[Start of Attachment]

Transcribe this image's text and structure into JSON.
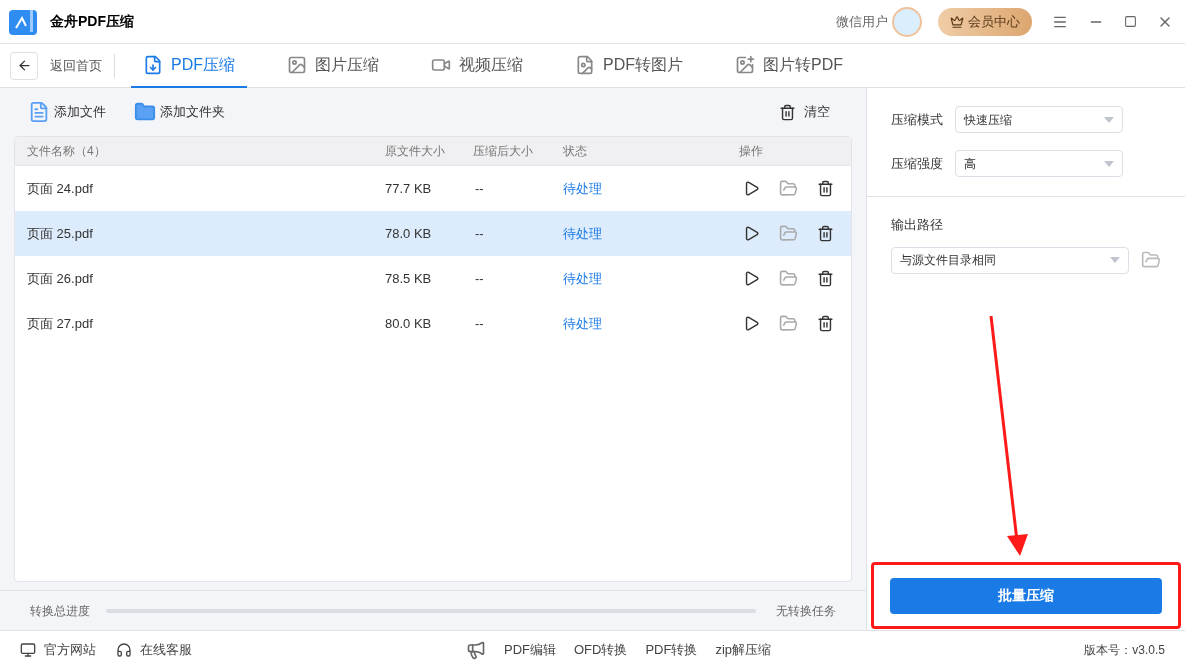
{
  "window": {
    "title": "金舟PDF压缩",
    "user": "微信用户",
    "vip_button": "会员中心"
  },
  "nav": {
    "back": "返回首页",
    "tabs": [
      {
        "label": "PDF压缩",
        "selected": true,
        "kind": "pdf"
      },
      {
        "label": "图片压缩",
        "selected": false,
        "kind": "image"
      },
      {
        "label": "视频压缩",
        "selected": false,
        "kind": "video"
      },
      {
        "label": "PDF转图片",
        "selected": false,
        "kind": "pdf2img"
      },
      {
        "label": "图片转PDF",
        "selected": false,
        "kind": "img2pdf"
      }
    ]
  },
  "toolbar": {
    "add_file": "添加文件",
    "add_folder": "添加文件夹",
    "clear": "清空"
  },
  "table": {
    "columns": [
      "文件名称（4）",
      "原文件大小",
      "压缩后大小",
      "状态",
      "操作"
    ],
    "rows": [
      {
        "name": "页面 24.pdf",
        "size": "77.7 KB",
        "compressed": "--",
        "status": "待处理",
        "selected": false
      },
      {
        "name": "页面 25.pdf",
        "size": "78.0 KB",
        "compressed": "--",
        "status": "待处理",
        "selected": true
      },
      {
        "name": "页面 26.pdf",
        "size": "78.5 KB",
        "compressed": "--",
        "status": "待处理",
        "selected": false
      },
      {
        "name": "页面 27.pdf",
        "size": "80.0 KB",
        "compressed": "--",
        "status": "待处理",
        "selected": false
      }
    ]
  },
  "progress": {
    "label": "转换总进度",
    "level": 0,
    "reading": "无转换任务"
  },
  "settings": {
    "mode_label": "压缩模式",
    "mode_value": "快速压缩",
    "strength_label": "压缩强度",
    "strength_value": "高",
    "output_label": "输出路径",
    "output_value": "与源文件目录相同",
    "start_button": "批量压缩"
  },
  "footer": {
    "links": [
      "官方网站",
      "在线客服"
    ],
    "tools": [
      "PDF编辑",
      "OFD转换",
      "PDF转换",
      "zip解压缩"
    ],
    "version": "版本号：v3.0.5"
  }
}
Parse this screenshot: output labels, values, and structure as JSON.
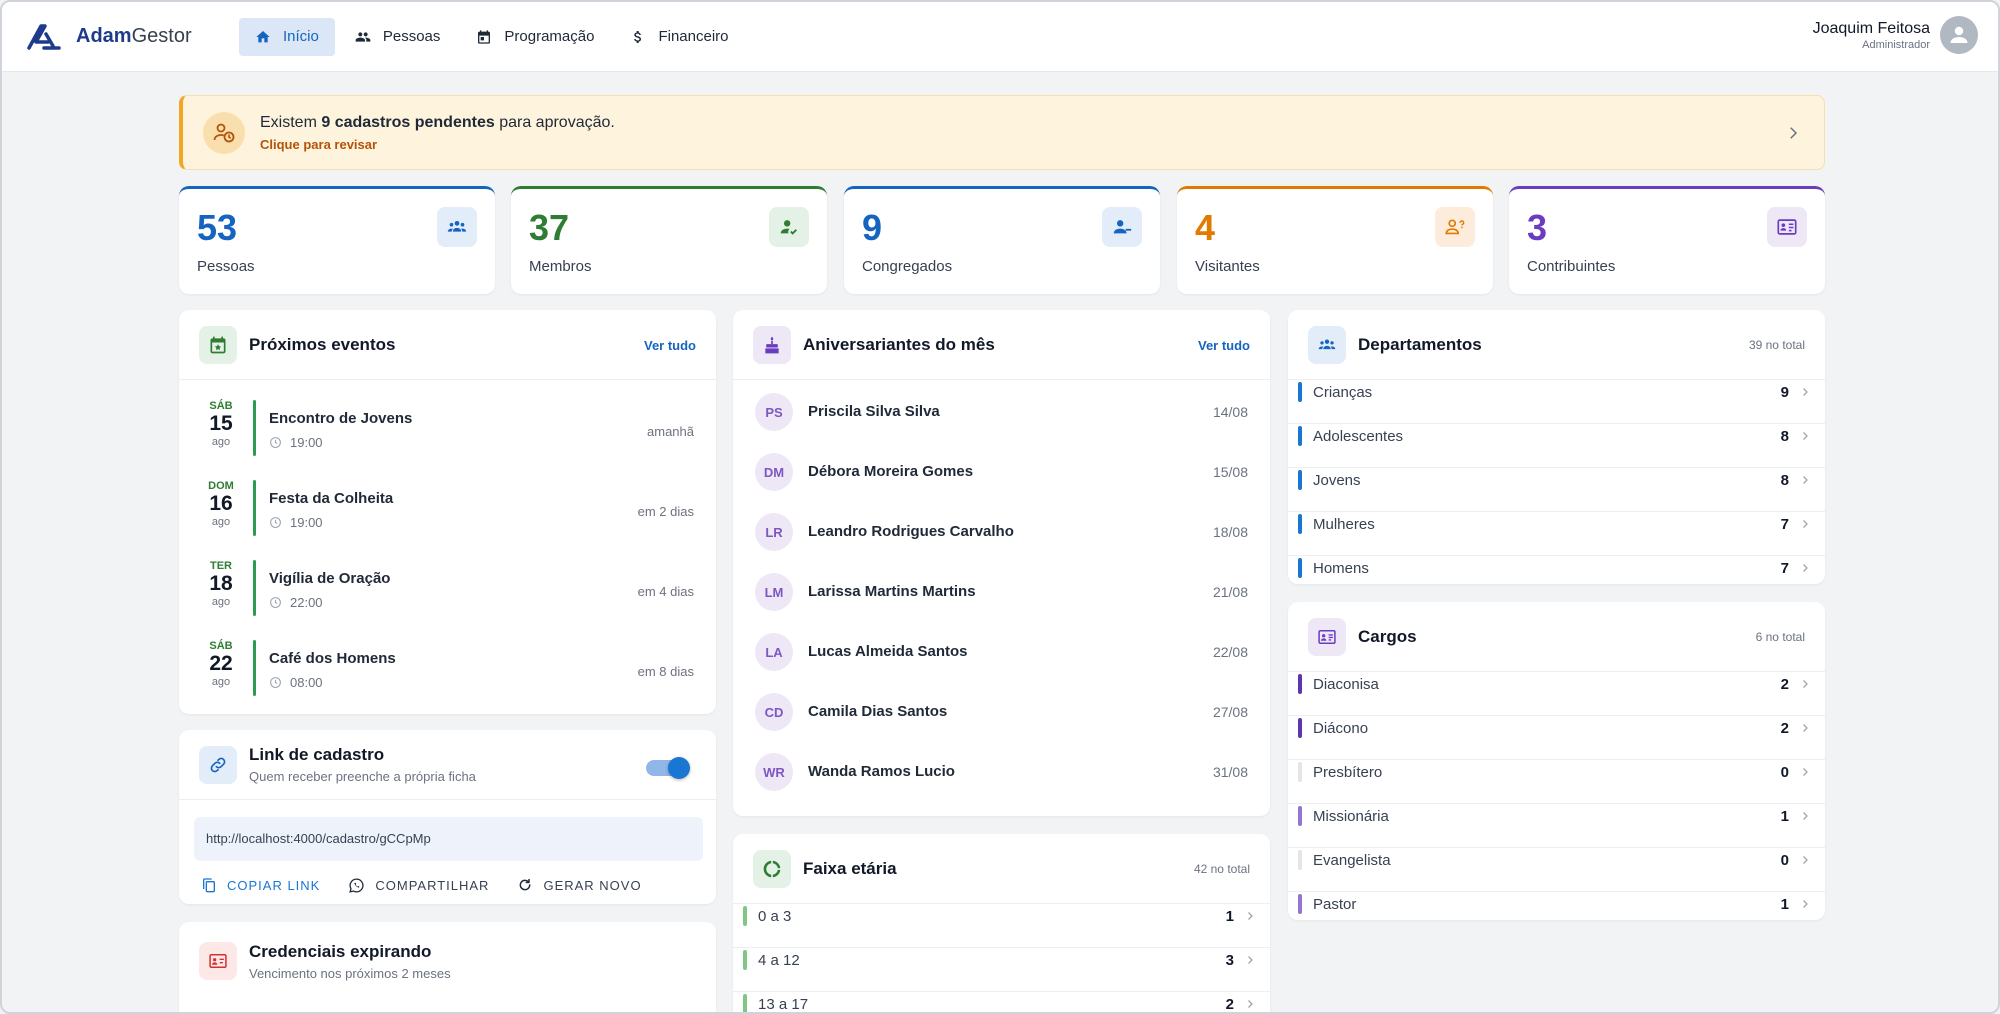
{
  "app": {
    "brand_bold": "Adam",
    "brand_light": "Gestor"
  },
  "nav": [
    {
      "label": "Início",
      "icon": "home-icon",
      "active": true
    },
    {
      "label": "Pessoas",
      "icon": "people-icon",
      "active": false
    },
    {
      "label": "Programação",
      "icon": "calendar-icon",
      "active": false
    },
    {
      "label": "Financeiro",
      "icon": "dollar-icon",
      "active": false
    }
  ],
  "user": {
    "name": "Joaquim Feitosa",
    "role": "Administrador"
  },
  "alert": {
    "prefix": "Existem ",
    "bold": "9 cadastros pendentes",
    "suffix": " para aprovação.",
    "link": "Clique para revisar"
  },
  "stats": [
    {
      "value": "53",
      "label": "Pessoas",
      "color": "#1565c0"
    },
    {
      "value": "37",
      "label": "Membros",
      "color": "#2e7d32"
    },
    {
      "value": "9",
      "label": "Congregados",
      "color": "#1565c0"
    },
    {
      "value": "4",
      "label": "Visitantes",
      "color": "#e07b00"
    },
    {
      "value": "3",
      "label": "Contribuintes",
      "color": "#6a3cc0"
    }
  ],
  "events": {
    "title": "Próximos eventos",
    "link": "Ver tudo",
    "items": [
      {
        "dow": "SÁB",
        "day": "15",
        "month": "ago",
        "title": "Encontro de Jovens",
        "time": "19:00",
        "relative": "amanhã"
      },
      {
        "dow": "DOM",
        "day": "16",
        "month": "ago",
        "title": "Festa da Colheita",
        "time": "19:00",
        "relative": "em 2 dias"
      },
      {
        "dow": "TER",
        "day": "18",
        "month": "ago",
        "title": "Vigília de Oração",
        "time": "22:00",
        "relative": "em 4 dias"
      },
      {
        "dow": "SÁB",
        "day": "22",
        "month": "ago",
        "title": "Café dos Homens",
        "time": "08:00",
        "relative": "em 8 dias"
      }
    ]
  },
  "birthdays": {
    "title": "Aniversariantes do mês",
    "link": "Ver tudo",
    "items": [
      {
        "initials": "PS",
        "name": "Priscila Silva Silva",
        "date": "14/08"
      },
      {
        "initials": "DM",
        "name": "Débora Moreira Gomes",
        "date": "15/08"
      },
      {
        "initials": "LR",
        "name": "Leandro Rodrigues Carvalho",
        "date": "18/08"
      },
      {
        "initials": "LM",
        "name": "Larissa Martins Martins",
        "date": "21/08"
      },
      {
        "initials": "LA",
        "name": "Lucas Almeida Santos",
        "date": "22/08"
      },
      {
        "initials": "CD",
        "name": "Camila Dias Santos",
        "date": "27/08"
      },
      {
        "initials": "WR",
        "name": "Wanda Ramos Lucio",
        "date": "31/08"
      }
    ]
  },
  "departments": {
    "title": "Departamentos",
    "total": "39 no total",
    "items": [
      {
        "label": "Crianças",
        "count": "9",
        "color": "#1976d2"
      },
      {
        "label": "Adolescentes",
        "count": "8",
        "color": "#1976d2"
      },
      {
        "label": "Jovens",
        "count": "8",
        "color": "#1976d2"
      },
      {
        "label": "Mulheres",
        "count": "7",
        "color": "#1976d2"
      },
      {
        "label": "Homens",
        "count": "7",
        "color": "#1976d2"
      }
    ]
  },
  "roles": {
    "title": "Cargos",
    "total": "6 no total",
    "items": [
      {
        "label": "Diaconisa",
        "count": "2",
        "color": "#5e35b1"
      },
      {
        "label": "Diácono",
        "count": "2",
        "color": "#5e35b1"
      },
      {
        "label": "Presbítero",
        "count": "0",
        "color": "#e3e5e8"
      },
      {
        "label": "Missionária",
        "count": "1",
        "color": "#9575cd"
      },
      {
        "label": "Evangelista",
        "count": "0",
        "color": "#e3e5e8"
      },
      {
        "label": "Pastor",
        "count": "1",
        "color": "#9575cd"
      }
    ]
  },
  "signup_link": {
    "title": "Link de cadastro",
    "subtitle": "Quem receber preenche a própria ficha",
    "enabled": true,
    "url": "http://localhost:4000/cadastro/gCCpMp",
    "copy": "COPIAR LINK",
    "share": "COMPARTILHAR",
    "regenerate": "GERAR NOVO"
  },
  "age_ranges": {
    "title": "Faixa etária",
    "total": "42 no total",
    "items": [
      {
        "label": "0 a 3",
        "count": "1",
        "color": "#81c784"
      },
      {
        "label": "4 a 12",
        "count": "3",
        "color": "#81c784"
      },
      {
        "label": "13 a 17",
        "count": "2",
        "color": "#81c784"
      }
    ]
  },
  "credentials": {
    "title": "Credenciais expirando",
    "subtitle": "Vencimento nos próximos 2 meses"
  }
}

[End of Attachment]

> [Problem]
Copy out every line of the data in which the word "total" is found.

> [Response box]
    "total": "39 no total",
    "total": "6 no total",
    "total": "42 no total",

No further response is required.